» **WHAT YOU NEED TO DO**: Using the records below, report how many lines include "Options", and give no more than the number.
——
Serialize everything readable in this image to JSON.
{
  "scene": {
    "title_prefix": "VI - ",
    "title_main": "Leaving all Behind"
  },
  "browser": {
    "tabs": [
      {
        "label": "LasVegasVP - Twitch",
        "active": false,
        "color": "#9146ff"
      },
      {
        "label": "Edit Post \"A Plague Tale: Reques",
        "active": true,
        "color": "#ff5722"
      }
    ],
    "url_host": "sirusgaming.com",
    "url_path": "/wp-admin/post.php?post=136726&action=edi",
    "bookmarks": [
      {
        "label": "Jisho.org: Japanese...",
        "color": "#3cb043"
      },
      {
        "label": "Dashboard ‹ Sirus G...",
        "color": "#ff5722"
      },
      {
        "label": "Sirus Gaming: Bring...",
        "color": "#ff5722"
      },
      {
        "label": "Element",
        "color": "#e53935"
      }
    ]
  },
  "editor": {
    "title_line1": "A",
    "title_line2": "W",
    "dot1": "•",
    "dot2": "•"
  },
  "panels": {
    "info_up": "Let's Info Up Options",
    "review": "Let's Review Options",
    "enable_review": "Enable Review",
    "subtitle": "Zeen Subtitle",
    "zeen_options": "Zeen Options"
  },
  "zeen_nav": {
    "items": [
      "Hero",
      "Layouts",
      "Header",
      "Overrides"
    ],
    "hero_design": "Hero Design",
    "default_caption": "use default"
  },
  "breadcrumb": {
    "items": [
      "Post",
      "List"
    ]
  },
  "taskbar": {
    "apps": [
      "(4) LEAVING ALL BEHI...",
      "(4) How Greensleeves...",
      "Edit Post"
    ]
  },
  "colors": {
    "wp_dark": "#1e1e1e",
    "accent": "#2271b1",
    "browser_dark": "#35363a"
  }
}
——
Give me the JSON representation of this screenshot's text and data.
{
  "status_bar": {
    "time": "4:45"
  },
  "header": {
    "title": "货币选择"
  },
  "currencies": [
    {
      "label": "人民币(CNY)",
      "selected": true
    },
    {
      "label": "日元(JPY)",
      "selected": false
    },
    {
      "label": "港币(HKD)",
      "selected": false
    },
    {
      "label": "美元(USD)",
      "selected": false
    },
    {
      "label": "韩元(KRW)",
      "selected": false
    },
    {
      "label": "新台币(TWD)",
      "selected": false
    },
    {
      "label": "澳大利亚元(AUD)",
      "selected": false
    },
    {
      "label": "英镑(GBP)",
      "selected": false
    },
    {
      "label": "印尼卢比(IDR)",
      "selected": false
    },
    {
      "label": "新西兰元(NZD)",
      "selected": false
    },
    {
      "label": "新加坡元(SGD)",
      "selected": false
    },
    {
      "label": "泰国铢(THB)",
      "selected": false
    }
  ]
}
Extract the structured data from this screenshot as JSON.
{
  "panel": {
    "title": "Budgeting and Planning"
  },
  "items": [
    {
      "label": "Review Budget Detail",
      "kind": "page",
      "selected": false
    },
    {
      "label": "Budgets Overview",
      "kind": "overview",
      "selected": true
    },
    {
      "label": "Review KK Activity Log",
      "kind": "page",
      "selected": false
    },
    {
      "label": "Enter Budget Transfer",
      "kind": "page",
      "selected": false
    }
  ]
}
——
» **WRITTEN RESPONSE**: 3